The pandemic has transformed businesses’ views on best practices for customer authentication and verification. PYMNTS’ research found that 38% of firms believe it is more important to use digital processes to authenticate customers’ identities now than it was last year.

At 45% and 41%, respectively, auto dealers and financial institutions (FIs) said adopting digital processes was more important now than it was before the pandemic. Forty-three percent of auto dealers and FIs said they planned to invest in new digital identification verification systems within three years.

Stronger authentication tools, such as Fast IDentity Online (FIDO), enable businesses to provide frictionless and secure logins and transactions, simplifying the consumer authentication experience. Less cumbersome and problematic than password authentication, FIDO provides stronger authentication using standard public key cryptography techniques.

With FIDO, the user’s device creates a new key pair during registration, retaining the private key and registering the public key with the online service. The client’s private keys can only be used after they are unlocked locally on the device by the user via biometrics, a second-factor device, securely entered PIN or another MFA method.

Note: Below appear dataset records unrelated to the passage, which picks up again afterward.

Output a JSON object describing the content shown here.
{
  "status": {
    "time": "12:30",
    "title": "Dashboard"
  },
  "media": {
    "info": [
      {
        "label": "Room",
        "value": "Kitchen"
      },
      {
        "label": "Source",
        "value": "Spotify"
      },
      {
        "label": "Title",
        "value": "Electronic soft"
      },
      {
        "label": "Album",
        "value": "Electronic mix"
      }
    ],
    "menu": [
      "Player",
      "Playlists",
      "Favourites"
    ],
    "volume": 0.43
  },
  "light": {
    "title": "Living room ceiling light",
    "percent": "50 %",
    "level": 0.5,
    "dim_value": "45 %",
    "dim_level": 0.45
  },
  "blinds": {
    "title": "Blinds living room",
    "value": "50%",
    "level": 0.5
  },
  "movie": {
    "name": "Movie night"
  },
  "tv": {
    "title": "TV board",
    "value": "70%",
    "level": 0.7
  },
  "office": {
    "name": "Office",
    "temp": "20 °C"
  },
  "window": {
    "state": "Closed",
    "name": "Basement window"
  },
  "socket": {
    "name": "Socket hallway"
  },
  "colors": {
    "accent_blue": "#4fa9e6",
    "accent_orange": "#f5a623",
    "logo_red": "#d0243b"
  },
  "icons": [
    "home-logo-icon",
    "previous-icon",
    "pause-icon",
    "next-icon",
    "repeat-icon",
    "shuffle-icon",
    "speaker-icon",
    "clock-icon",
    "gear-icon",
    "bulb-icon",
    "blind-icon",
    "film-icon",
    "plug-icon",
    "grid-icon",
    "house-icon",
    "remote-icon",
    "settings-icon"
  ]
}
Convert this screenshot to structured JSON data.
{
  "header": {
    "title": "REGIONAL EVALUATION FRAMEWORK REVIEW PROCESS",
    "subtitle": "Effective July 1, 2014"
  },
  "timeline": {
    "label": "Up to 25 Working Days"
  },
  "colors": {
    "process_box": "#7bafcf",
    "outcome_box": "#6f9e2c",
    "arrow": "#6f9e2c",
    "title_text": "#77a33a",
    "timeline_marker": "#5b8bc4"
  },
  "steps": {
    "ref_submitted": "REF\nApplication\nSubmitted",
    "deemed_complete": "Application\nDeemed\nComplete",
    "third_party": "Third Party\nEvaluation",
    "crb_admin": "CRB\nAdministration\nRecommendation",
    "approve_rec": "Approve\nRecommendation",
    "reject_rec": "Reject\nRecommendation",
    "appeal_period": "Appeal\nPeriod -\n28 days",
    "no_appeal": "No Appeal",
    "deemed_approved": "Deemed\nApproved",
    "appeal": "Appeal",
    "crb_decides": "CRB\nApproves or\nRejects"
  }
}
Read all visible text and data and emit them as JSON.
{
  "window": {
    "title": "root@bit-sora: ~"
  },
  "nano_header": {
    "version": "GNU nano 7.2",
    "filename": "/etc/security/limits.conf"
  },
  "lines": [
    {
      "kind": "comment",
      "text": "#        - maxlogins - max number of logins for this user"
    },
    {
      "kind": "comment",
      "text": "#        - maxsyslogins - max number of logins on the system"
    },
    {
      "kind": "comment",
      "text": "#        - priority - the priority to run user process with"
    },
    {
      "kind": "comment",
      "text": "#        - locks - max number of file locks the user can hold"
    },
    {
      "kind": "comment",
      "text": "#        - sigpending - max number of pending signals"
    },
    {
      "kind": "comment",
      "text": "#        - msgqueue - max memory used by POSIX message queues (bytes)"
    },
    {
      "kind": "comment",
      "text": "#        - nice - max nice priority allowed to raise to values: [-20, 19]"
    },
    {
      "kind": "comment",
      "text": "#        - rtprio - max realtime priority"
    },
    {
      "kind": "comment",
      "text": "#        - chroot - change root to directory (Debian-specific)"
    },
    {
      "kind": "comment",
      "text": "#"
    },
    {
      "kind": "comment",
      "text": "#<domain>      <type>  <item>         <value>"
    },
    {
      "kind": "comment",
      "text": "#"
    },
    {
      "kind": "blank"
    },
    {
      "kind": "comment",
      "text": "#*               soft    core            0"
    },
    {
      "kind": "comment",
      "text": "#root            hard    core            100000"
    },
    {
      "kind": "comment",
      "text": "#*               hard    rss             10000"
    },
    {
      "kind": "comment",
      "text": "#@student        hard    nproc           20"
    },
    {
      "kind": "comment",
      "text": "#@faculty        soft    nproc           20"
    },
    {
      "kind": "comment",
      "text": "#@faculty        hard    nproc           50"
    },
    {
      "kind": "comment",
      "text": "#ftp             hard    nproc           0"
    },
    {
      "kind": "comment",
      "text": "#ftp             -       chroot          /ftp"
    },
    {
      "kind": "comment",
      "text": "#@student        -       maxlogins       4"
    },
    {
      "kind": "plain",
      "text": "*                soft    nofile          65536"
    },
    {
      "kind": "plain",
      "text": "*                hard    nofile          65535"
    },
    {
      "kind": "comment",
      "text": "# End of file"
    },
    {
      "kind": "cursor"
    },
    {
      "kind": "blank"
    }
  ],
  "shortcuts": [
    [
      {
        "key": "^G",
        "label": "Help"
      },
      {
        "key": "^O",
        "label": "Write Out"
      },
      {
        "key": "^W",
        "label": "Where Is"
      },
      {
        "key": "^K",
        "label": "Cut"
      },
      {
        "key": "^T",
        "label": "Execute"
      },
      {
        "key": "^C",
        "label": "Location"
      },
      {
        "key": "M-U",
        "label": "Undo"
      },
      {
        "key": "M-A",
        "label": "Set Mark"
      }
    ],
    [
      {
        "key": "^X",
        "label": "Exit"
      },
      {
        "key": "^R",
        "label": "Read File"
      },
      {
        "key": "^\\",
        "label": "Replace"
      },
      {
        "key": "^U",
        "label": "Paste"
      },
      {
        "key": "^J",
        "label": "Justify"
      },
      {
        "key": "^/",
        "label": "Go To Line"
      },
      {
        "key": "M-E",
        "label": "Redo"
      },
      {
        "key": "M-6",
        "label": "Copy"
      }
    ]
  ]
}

As FIDO becomes the de facto standard in digital authentication and is embedded into more websites and apps, it will simplify everyday online transactions. This convergence of identity and authentication is central to the concept of authenticated payments, as merchants cannot guarantee the authenticity of payment without either component. Authenticating payments stem fraud and identity theft, giving both parties a high level of certainty around each transaction and ensuring optimal trust between consumers and merchants.